I love the spectacle of a demonstration or a political gathering. It sounds like this is the right time to go on a tour of the world and wonder at this muddled, confused, reactionary 'revolution'.

It seems that those born in the 1980s are beginning to wake up from a 'slumber' caused by their entire generation almost completely engulfed in historical and political ignorance. They're stunned and thinking Hey! Where's my income? How am I goin' to live now? What happened?...I never saw this coming!

Immersed in the electronic gadgetry of mp3 players and computer games, democracy committed suicide. Two (and sometimes three) parties gerrymandered the voting system, private risk was moved to the public sphere, the real revolution is now long completed - government of all for the enrichment and aggrandisement of few.

Barkley Rosser said...

Brenda,

A lot of people are facing things that they had no idea they would have to face and do not know what to make of it. Spain has an especially curious and unpleasant history with the long-ruling Franco regime, now gone for a third of a century. In Cartagena, I saw signs demanding the removal of remaining Francoist monuments or public signs. The conservative PP is able to do well to a substantial degree because it has pretty much finally severed its old links to Franco's party, the Phalange.

I need to correct one remark I made. Spain has the highest unemployment rate in the European Union and also in the OECD, but not the highest in "Europe," with some of the former Yugoslav republics not in the EU higher, such as Bosnia-Herzegovina.

Also, I checked a Spanish dictionary, and "representar" is "to represent." This "represendar" is presumably a takeoff, but maybe I just did not read it correctly.

Brenda Rosser said...

Why does Spain have the highest UE in the EU, Barkley?

Barkley Rosser said...

Brenda,
I honestly do not know, but it has been true for some time, although it has gotten worse more recently. Like the US and Ireland and the UK (and OZ, although theirs has not crashed yet), Spain had a really large housing bubble, much of this puffed up by regional banks known as casas that were originally set up as regional banks to fund local small businesses. In more recent years these casas got very into not only puffing the housing bubble, but also heavily dealing with the sort of bonkers derviatives that came out of the bubble. Many of these failed with the hard collapse of the housing bubble in Spain, arguably worse than in the US. So, this certainly contributed to why Spain fell harder than most, but it already had a higher unemployment rate going into the mess before it broke, and this I do not really understand.

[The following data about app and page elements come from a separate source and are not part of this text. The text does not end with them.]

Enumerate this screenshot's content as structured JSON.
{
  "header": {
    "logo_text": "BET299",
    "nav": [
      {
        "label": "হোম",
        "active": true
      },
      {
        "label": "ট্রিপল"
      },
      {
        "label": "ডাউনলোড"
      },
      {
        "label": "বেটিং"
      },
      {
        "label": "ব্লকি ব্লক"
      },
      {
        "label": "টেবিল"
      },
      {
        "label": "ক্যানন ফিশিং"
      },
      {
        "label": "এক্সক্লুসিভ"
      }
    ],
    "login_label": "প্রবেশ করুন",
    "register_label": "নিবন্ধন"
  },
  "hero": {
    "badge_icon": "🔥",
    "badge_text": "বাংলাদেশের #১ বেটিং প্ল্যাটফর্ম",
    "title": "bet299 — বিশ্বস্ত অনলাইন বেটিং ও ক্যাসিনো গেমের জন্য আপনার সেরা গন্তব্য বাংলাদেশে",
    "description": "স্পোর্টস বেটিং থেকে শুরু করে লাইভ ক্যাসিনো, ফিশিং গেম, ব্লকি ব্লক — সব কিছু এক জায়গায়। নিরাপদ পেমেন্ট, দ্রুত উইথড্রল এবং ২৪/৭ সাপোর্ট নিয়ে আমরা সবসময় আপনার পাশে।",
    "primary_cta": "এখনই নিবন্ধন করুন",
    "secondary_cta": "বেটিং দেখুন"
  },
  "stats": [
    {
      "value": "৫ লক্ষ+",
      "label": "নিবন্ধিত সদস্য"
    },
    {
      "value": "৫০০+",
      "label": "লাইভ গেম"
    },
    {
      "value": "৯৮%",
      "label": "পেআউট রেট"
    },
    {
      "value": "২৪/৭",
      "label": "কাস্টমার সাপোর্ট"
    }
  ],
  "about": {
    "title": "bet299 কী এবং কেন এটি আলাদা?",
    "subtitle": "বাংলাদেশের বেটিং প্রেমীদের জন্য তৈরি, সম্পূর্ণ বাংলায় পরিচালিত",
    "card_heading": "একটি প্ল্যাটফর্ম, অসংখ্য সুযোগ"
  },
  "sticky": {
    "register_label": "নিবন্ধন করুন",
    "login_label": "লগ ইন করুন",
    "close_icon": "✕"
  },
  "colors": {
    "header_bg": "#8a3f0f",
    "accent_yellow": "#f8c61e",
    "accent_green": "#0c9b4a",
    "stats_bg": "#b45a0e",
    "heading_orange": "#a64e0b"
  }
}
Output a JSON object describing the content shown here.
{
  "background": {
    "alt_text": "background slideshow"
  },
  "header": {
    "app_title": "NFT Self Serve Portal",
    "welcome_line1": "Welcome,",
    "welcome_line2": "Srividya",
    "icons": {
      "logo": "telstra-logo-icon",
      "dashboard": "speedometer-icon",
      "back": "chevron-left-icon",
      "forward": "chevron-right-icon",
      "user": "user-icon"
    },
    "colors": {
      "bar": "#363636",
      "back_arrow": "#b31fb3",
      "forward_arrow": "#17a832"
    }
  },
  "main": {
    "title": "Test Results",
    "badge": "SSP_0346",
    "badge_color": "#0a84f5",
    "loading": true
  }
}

Brenda Rosser said...

Flashing back to early February 2008 in Spain:

"Reliance on the ECB window appears to have kept the mortgage sector afloat despite the sharp slowdown in the Spanish property market and the de facto closure of the capital markets for this type of business, allowing Spain to avoid the sort of mishap suffered by Northern Rock in Britain and Countrywide in the US. The data appear to confirm suspicions that the EU authorities have carried out a covert rescue of the Spanish mortgage banking system. It may equal the taxpayer rescue of Northern Rock in Britain, and possibly exceed it in proportion to the overall size of Spain's economy. The key difference is that the ECB rescue operation in Spain has been disguised. A veiled method is necessary since the eurozone lacks a clear-cut lender of last resort. The IMF has warned that this gap in the architecture of of the single currency could prove serious in a crisis.Traders say the Spanish authorities are quietly turning a blind eye to use of the ECB window..."

Barkley Rosser said...

Brenda,

However, in the end some of the casas did fail, even if all the big banks survived. An ironic detail is that the casas were originally set up by the Roman Catholic Church and were supposed to help fund charity groups as well as regional small businesses. I think their links to the Church were dissolved officially some time ago, although there may still be some residual ones.